Material provided START

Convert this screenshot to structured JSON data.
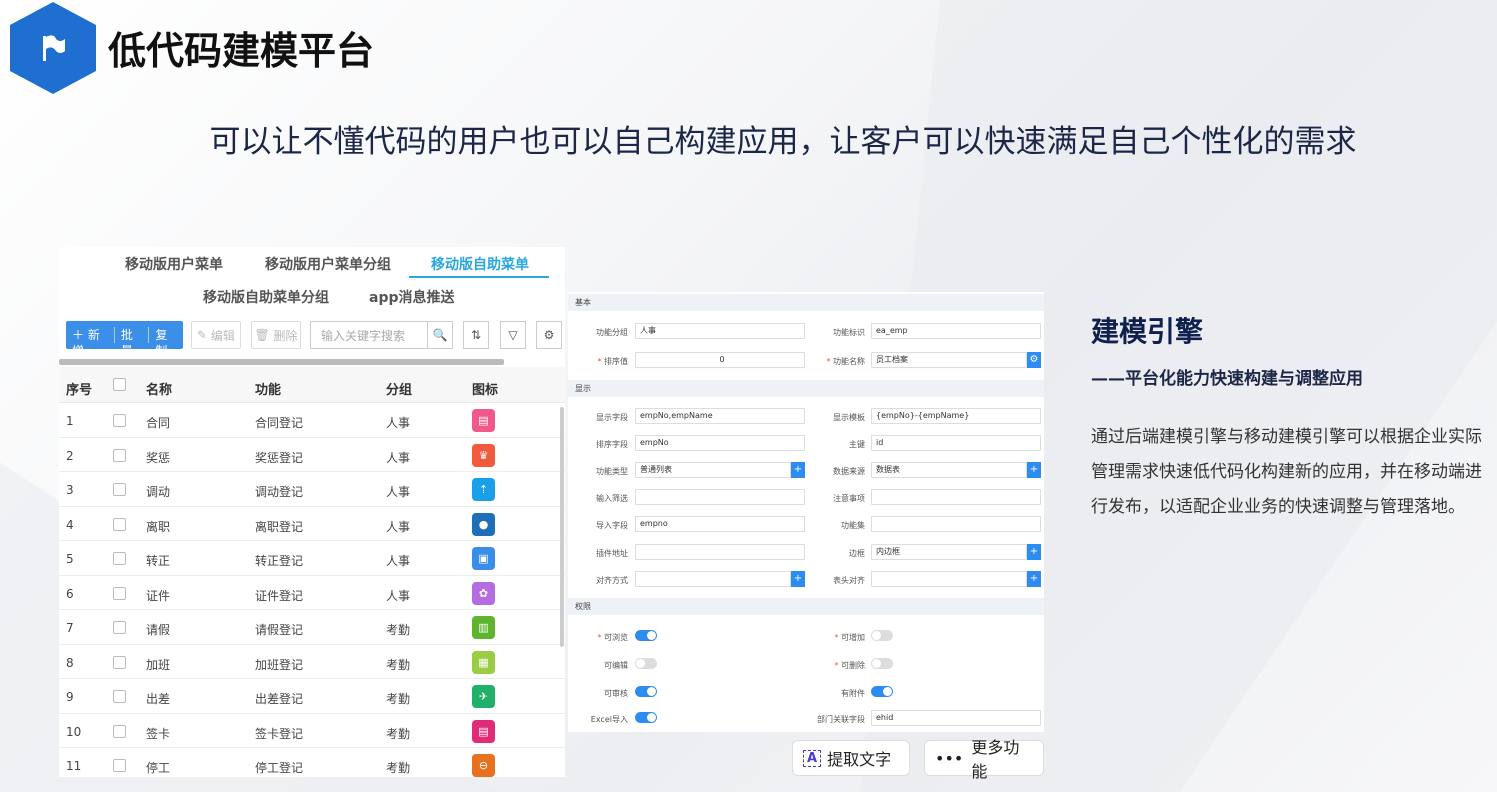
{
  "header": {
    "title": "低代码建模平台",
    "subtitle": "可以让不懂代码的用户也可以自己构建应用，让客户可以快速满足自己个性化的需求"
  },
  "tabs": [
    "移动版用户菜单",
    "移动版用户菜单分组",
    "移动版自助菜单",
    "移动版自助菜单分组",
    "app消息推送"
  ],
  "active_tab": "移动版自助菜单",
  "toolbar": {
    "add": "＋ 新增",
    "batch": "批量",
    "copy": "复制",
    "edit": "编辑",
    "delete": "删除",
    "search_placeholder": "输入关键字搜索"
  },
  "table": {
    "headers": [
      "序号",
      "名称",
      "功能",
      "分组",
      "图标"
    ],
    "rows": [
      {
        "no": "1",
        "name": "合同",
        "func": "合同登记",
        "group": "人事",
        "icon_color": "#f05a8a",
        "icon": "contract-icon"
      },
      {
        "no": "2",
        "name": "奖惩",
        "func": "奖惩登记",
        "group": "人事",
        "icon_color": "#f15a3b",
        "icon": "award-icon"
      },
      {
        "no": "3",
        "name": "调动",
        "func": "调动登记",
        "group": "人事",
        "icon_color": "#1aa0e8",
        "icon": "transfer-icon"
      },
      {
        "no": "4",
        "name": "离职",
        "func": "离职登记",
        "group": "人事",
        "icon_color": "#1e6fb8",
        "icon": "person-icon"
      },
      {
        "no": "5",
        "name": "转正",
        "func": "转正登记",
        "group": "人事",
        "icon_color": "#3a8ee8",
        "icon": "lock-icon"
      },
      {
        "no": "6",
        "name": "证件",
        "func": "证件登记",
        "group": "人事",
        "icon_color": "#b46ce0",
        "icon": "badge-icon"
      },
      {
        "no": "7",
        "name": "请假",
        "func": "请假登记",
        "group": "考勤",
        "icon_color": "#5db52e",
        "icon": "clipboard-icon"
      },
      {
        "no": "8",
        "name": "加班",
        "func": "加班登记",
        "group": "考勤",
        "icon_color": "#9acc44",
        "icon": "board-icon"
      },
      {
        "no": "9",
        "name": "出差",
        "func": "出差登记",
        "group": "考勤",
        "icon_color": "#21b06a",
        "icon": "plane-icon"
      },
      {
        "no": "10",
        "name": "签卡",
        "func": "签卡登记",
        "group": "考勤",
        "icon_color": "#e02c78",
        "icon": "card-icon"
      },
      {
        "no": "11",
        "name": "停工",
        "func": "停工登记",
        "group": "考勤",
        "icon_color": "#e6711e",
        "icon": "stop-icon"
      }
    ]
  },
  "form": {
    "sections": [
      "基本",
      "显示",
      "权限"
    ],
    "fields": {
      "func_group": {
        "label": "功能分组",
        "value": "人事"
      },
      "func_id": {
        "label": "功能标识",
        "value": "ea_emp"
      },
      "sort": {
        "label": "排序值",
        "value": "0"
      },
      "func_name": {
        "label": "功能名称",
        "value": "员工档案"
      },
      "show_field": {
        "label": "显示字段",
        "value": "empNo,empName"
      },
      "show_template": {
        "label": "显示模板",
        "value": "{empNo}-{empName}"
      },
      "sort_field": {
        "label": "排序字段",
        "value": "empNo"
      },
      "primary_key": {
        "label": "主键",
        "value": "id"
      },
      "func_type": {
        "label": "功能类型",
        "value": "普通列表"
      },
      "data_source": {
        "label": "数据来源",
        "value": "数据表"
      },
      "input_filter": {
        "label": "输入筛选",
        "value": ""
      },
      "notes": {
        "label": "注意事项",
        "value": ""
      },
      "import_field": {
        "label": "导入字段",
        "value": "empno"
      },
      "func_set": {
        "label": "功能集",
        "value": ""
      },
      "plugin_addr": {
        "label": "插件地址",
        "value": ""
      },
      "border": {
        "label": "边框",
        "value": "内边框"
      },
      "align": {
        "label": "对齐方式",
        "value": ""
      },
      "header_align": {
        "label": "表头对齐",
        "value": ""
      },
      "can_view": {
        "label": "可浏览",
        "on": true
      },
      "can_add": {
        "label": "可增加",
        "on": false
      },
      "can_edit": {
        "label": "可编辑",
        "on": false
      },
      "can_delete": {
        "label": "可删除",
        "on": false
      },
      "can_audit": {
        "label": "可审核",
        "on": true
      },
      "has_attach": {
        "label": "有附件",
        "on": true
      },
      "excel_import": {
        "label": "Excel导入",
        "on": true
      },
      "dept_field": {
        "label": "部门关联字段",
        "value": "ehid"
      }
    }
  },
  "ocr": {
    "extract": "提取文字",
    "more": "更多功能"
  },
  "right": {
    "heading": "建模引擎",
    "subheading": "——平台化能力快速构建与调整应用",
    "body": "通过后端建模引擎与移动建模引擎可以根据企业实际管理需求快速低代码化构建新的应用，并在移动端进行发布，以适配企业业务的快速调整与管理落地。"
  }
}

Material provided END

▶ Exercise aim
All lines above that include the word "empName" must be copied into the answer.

▶ Answer space
        "value": "empNo,empName"
        "value": "{empNo}-{empName}"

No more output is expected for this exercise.